[Website and app data records]
........

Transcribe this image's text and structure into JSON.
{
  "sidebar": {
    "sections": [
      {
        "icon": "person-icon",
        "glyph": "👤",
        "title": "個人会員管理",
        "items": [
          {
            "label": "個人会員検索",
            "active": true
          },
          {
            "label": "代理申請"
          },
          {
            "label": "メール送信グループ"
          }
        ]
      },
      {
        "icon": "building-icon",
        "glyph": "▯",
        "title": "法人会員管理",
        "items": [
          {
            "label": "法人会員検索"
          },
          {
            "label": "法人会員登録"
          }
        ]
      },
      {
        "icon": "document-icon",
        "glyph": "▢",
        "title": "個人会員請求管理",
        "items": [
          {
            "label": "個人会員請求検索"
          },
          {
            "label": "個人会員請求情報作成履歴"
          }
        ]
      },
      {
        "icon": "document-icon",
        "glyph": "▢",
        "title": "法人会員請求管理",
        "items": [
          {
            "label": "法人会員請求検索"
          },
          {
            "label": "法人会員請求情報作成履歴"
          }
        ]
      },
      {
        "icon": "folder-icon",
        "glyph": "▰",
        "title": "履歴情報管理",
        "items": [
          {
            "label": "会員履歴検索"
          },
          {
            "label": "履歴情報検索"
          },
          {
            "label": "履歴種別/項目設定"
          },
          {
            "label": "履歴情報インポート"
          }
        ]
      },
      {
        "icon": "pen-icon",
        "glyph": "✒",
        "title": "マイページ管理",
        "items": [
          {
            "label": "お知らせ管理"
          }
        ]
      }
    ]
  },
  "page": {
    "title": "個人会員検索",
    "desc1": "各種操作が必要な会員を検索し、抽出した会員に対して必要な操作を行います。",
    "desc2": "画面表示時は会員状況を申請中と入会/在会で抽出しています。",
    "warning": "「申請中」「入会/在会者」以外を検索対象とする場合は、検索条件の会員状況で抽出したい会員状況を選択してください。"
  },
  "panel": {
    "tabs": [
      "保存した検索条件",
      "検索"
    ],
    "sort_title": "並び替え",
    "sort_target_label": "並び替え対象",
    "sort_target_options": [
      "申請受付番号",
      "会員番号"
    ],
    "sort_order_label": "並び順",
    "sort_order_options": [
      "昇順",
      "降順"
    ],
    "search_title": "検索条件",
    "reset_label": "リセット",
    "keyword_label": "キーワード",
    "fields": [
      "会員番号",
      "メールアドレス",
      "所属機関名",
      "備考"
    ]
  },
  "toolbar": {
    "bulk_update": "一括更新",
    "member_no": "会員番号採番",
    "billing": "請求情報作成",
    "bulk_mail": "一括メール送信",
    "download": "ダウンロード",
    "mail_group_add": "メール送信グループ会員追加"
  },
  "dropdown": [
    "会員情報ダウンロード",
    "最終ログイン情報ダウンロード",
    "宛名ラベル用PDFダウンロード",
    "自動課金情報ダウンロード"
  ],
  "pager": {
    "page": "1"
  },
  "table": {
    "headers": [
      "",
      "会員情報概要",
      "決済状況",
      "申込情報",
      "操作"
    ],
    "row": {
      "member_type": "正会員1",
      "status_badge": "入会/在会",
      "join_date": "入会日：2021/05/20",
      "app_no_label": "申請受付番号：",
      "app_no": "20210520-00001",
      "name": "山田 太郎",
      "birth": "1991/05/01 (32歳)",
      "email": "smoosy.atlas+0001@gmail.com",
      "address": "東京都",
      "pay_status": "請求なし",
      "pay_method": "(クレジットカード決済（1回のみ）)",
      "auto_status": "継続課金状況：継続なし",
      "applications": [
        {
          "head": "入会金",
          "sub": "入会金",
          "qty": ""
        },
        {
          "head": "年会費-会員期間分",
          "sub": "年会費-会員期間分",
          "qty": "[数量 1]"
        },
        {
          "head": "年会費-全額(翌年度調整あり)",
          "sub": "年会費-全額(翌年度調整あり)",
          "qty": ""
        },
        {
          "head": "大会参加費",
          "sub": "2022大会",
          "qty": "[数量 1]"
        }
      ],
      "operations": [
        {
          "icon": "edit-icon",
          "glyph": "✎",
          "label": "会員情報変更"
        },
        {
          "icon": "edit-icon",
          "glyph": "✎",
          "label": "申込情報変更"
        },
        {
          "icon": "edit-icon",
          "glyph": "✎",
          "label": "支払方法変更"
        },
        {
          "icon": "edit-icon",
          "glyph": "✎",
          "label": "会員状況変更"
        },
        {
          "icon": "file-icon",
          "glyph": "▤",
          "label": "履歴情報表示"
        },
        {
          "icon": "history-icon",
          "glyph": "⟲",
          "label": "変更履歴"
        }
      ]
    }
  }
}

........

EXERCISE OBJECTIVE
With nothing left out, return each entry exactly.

ANSWER SECTION
Transcribe this image's text and structure into JSON.
{
  "sidebar": {
    "sections": [
      {
        "icon": "person-icon",
        "glyph": "👤",
        "title": "個人会員管理",
        "items": [
          {
            "label": "個人会員検索",
            "active": true
          },
          {
            "label": "代理申請"
          },
          {
            "label": "メール送信グループ"
          }
        ]
      },
      {
        "icon": "building-icon",
        "glyph": "▯",
        "title": "法人会員管理",
        "items": [
          {
            "label": "法人会員検索"
          },
          {
            "label": "法人会員登録"
          }
        ]
      },
      {
        "icon": "document-icon",
        "glyph": "▢",
        "title": "個人会員請求管理",
        "items": [
          {
            "label": "個人会員請求検索"
          },
          {
            "label": "個人会員請求情報作成履歴"
          }
        ]
      },
      {
        "icon": "document-icon",
        "glyph": "▢",
        "title": "法人会員請求管理",
        "items": [
          {
            "label": "法人会員請求検索"
          },
          {
            "label": "法人会員請求情報作成履歴"
          }
        ]
      },
      {
        "icon": "folder-icon",
        "glyph": "▰",
        "title": "履歴情報管理",
        "items": [
          {
            "label": "会員履歴検索"
          },
          {
            "label": "履歴情報検索"
          },
          {
            "label": "履歴種別/項目設定"
          },
          {
            "label": "履歴情報インポート"
          }
        ]
      },
      {
        "icon": "pen-icon",
        "glyph": "✒",
        "title": "マイページ管理",
        "items": [
          {
            "label": "お知らせ管理"
          }
        ]
      }
    ]
  },
  "page": {
    "title": "個人会員検索",
    "desc1": "各種操作が必要な会員を検索し、抽出した会員に対して必要な操作を行います。",
    "desc2": "画面表示時は会員状況を申請中と入会/在会で抽出しています。",
    "warning": "「申請中」「入会/在会者」以外を検索対象とする場合は、検索条件の会員状況で抽出したい会員状況を選択してください。"
  },
  "panel": {
    "tabs": [
      "保存した検索条件",
      "検索"
    ],
    "sort_title": "並び替え",
    "sort_target_label": "並び替え対象",
    "sort_target_options": [
      "申請受付番号",
      "会員番号"
    ],
    "sort_order_label": "並び順",
    "sort_order_options": [
      "昇順",
      "降順"
    ],
    "search_title": "検索条件",
    "reset_label": "リセット",
    "keyword_label": "キーワード",
    "fields": [
      "会員番号",
      "メールアドレス",
      "所属機関名",
      "備考"
    ]
  },
  "toolbar": {
    "bulk_update": "一括更新",
    "member_no": "会員番号採番",
    "billing": "請求情報作成",
    "bulk_mail": "一括メール送信",
    "download": "ダウンロード",
    "mail_group_add": "メール送信グループ会員追加"
  },
  "dropdown": [
    "会員情報ダウンロード",
    "最終ログイン情報ダウンロード",
    "宛名ラベル用PDFダウンロード",
    "自動課金情報ダウンロード"
  ],
  "pager": {
    "page": "1"
  },
  "table": {
    "headers": [
      "",
      "会員情報概要",
      "決済状況",
      "申込情報",
      "操作"
    ],
    "row": {
      "member_type": "正会員1",
      "status_badge": "入会/在会",
      "join_date": "入会日：2021/05/20",
      "app_no_label": "申請受付番号：",
      "app_no": "20210520-00001",
      "name": "山田 太郎",
      "birth": "1991/05/01 (32歳)",
      "email": "smoosy.atlas+0001@gmail.com",
      "address": "東京都",
      "pay_status": "請求なし",
      "pay_method": "(クレジットカード決済（1回のみ）)",
      "auto_status": "継続課金状況：継続なし",
      "applications": [
        {
          "head": "入会金",
          "sub": "入会金",
          "qty": ""
        },
        {
          "head": "年会費-会員期間分",
          "sub": "年会費-会員期間分",
          "qty": "[数量 1]"
        },
        {
          "head": "年会費-全額(翌年度調整あり)",
          "sub": "年会費-全額(翌年度調整あり)",
          "qty": ""
        },
        {
          "head": "大会参加費",
          "sub": "2022大会",
          "qty": "[数量 1]"
        }
      ],
      "operations": [
        {
          "icon": "edit-icon",
          "glyph": "✎",
          "label": "会員情報変更"
        },
        {
          "icon": "edit-icon",
          "glyph": "✎",
          "label": "申込情報変更"
        },
        {
          "icon": "edit-icon",
          "glyph": "✎",
          "label": "支払方法変更"
        },
        {
          "icon": "edit-icon",
          "glyph": "✎",
          "label": "会員状況変更"
        },
        {
          "icon": "file-icon",
          "glyph": "▤",
          "label": "履歴情報表示"
        },
        {
          "icon": "history-icon",
          "glyph": "⟲",
          "label": "変更履歴"
        }
      ]
    }
  }
}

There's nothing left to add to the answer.